Task to complete: Scan the data, and whenever a line contains "JSON", copy it.

Start of Supplied data

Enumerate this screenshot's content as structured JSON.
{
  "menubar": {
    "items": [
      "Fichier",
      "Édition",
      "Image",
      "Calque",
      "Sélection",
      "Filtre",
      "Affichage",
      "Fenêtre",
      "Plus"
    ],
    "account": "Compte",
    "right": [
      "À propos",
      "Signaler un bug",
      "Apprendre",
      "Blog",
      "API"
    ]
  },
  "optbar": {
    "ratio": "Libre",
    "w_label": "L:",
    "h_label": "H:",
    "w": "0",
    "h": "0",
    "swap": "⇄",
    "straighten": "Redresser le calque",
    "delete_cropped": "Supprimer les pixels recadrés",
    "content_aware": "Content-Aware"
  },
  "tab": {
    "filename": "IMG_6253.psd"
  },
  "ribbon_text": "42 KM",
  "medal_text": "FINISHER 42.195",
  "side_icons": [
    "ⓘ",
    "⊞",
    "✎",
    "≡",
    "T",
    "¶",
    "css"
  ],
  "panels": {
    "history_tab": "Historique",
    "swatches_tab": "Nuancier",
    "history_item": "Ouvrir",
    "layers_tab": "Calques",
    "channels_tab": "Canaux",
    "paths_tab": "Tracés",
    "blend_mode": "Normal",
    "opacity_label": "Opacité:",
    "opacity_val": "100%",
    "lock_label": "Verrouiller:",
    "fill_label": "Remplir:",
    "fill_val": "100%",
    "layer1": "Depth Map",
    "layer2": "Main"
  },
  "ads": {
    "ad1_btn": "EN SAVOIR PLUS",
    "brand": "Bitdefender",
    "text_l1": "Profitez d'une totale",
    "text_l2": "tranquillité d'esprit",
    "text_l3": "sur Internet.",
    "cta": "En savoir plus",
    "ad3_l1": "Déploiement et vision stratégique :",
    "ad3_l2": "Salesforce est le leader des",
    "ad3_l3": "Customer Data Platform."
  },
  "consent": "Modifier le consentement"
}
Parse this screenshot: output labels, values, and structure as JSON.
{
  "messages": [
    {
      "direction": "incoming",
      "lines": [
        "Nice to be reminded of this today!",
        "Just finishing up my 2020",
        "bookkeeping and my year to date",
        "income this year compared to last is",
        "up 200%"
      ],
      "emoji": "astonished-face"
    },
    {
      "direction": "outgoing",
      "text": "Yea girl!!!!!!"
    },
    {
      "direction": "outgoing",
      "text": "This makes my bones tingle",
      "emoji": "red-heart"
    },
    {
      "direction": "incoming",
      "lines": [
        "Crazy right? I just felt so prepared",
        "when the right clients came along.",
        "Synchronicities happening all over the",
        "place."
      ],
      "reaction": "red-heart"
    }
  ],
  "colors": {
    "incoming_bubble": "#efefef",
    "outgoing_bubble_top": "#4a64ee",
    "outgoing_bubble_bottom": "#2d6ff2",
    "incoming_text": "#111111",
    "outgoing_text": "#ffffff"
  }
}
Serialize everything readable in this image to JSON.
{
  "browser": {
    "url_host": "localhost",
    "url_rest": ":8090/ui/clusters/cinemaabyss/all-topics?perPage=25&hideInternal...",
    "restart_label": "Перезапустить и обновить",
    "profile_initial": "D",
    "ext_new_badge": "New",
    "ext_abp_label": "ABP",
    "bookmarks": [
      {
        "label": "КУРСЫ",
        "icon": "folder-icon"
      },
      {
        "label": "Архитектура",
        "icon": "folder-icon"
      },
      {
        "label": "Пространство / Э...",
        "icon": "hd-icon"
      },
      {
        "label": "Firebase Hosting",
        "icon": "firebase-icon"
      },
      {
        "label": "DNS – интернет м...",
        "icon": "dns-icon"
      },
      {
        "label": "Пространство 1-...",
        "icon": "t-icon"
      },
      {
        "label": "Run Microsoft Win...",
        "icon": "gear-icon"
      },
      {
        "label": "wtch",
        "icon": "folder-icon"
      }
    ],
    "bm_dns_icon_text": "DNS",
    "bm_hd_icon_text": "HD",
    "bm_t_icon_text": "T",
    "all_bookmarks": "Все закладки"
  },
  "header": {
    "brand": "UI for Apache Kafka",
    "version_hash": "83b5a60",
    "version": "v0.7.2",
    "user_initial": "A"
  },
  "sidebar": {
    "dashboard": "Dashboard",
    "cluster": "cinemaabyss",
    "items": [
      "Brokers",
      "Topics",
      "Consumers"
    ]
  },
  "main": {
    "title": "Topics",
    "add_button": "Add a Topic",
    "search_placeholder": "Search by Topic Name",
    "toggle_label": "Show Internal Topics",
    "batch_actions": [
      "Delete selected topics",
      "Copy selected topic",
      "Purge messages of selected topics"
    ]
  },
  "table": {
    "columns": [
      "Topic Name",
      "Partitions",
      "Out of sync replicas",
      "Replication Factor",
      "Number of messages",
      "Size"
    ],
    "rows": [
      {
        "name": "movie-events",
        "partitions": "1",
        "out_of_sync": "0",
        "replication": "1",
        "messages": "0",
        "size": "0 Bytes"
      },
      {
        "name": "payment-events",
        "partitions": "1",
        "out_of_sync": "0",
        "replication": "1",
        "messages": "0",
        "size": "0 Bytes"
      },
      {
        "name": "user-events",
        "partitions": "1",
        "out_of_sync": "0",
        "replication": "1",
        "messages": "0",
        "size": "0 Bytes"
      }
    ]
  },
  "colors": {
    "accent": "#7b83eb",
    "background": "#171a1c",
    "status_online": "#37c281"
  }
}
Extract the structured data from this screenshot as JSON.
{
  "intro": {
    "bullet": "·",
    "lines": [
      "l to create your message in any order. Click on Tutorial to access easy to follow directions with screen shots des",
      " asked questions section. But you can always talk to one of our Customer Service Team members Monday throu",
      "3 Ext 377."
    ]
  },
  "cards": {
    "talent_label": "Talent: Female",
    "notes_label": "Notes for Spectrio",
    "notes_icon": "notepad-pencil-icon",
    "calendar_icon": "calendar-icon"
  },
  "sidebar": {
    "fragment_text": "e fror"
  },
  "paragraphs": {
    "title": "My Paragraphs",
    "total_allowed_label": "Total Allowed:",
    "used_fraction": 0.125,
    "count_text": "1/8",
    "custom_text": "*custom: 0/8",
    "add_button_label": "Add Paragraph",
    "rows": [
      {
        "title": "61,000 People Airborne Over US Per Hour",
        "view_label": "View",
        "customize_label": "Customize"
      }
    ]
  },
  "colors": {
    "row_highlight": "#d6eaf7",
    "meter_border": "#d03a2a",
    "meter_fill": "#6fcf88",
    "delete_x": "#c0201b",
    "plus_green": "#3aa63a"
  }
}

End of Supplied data

Answer to this task:
Enumerate this screenshot's content as structured JSON.
Parse this screenshot: output labels, values, and structure as JSON.
Serialize everything readable in this image to JSON.
Extract the structured data from this screenshot as JSON.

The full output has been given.